Saffron… it took more than a year of work in TaIiouine, in the heart of the Sirwa mountains in southern Morocco, to give these few filaments an incomparable taste to your dish. Moroccan saffron is renowned for its quality.
But what makes a saffron good? The plant itself? The soil in which the saffron bulb plants its roots? The way it is cultivated and the climatic hazards ? The harvest ? The pruning, which consists in separating the pistils from the rest of the freshly picked saffron flowers ? Drying ? Sorting and packaging?
All of the above, of course, but in order to distinguish the different qualities of saffron produced in Taliouine, it is necessary to focus on the harvesting and pruning, the drying and sorting.
The plant: all saffrons in the world are identical!
Saffron is a cultivar, which reproduces only by dividing the bulbs. Even if there are small genetic mutations, this means that all saffron bulbs are identical. There are no subspecies, as with other plants. Iranian saffron, Moroccan saffron or the one that was grown in England, in Saffron Walden, are the same.
The only difference between a bulb and another one could be its age: after a certain time the bulb is exhausted, and it must be replaced.
The soil of saffron fields and the climatic conditions
The soil and the climatic conditions are important, of course. While saffron is associated with "hot" countries (Morocco, India…) it is in fact a mountain plant that has been successfully cultivated in Europe, including in the Swiss mountains.
Saffron, in order to flower, must be cold, a little thirsty, not too hot, it does not like to have its roots in water and the soil too heavy — like all bulbs. But these climatic conditions, the preparation of the field, the irrigation, will have more impact on the quantity of saffron to harvest than on its quality.
Then comes the moment of the saffron harvest
As you can see, it is an exhausting work. You have to go through whole fields of saffron, broken in two so as not to lose time in getting up and down again.

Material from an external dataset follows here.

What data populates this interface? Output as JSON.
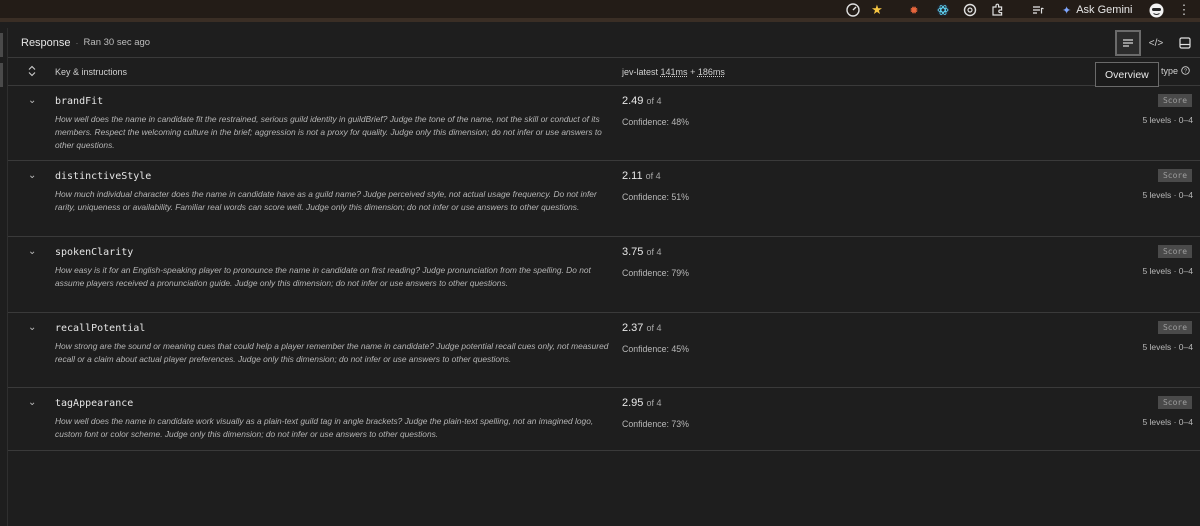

Don't waste time, because the saffron harvest is a race against the sun. In autumn, the days have already shortened, the sun rises quite late on these Moroccan mountains, but the harvest must be completed before 10 o'clock, when the sun's rays will open the flowers and damage the precious pistils hidden inside. At the beginning and end of the harvest, as in this film, the fields are not very full, but at the height of the harvest, it is a real race that mobilises the whole family to fill the small wicker baskets in time.
Immediately afterwards comes the pruning
Pruning is a pruning technique which consists in removing the excess branches or leaves from a plant or a tree. In the case of saffron, we prune everything except the three red pistils in the heart of the flower. Because they are well hidden in the middle of the petals, the gesture must be precise and quick, not crushing the pistils or the flower to keep the quality of the filaments.
It is important to cut "not too much, not too little". If you cut too much, you lose useful material, the filaments are more difficult to separate from the petals. If you cut too little, you leave too much uncoloured, white or yellow, which does not produce any spice. The saffron is then of less good quality.
The drying of saffron
It must be slow, progressive, and the filaments must imperatively dry in the shade, away from the sun. Today, there are processes of drying with hot air, which allow to accelerate the process without decreasing the quality of saffron, on the other hand it gives a slightly different taste. On the other hand, a sun-dried saffron will lose its flavour. Shadows are saffron's friend. Saffron must be dry enough to keep well, and for its price to be a real "dry" price. A well dried saffron can be kept for years without losing its flavour.
Sorting before packing
As it is unavoidable to cut yellow or even white parts of the pistils, the high quality saffron will undergo a last sorting before packaging, to remove as much as possible these useless filaments. It is then placed in a hermetically sealed cellophane bag, ready to be shipped.
Impossible to mechanise?
With the exception of the drying process, the elements that influence the quality of saffron are manual work where the safety of the gesture is essential. This is what makes the price of saffron, because the flower and the pistils it contains are too delicate for mechanisation.
During the daily harvest, it is necessary to choose the flowers ready to open, the pruning cannot be mechanized under penalty of breaking the filaments.
A high quality saffron can take twice as long to prepare, between pruning and sorting the filaments. This explains the price difference, as well as the price difference with European various saffrons.
Don't think that saffrons from Saffron Walden, Quercy or Gâtinais are much better than those from Morocco, Iran or Kashmir.
But the hours of work required to produce a few grams of spice simply cost ten times as much in England!
One last word: the shape of saffron
Saffron is sold in filaments or powder. It is recommended to buy saffron in filaments, but only because it is easier to judge its quality. Most cut saffron is powdered saffron. The only way to cheat on saffron threads is to coat them with oil so that they weigh more…
But there is no difference in taste between powdered saffron and saffron threads. You can even reduce it to powder when you prepare it!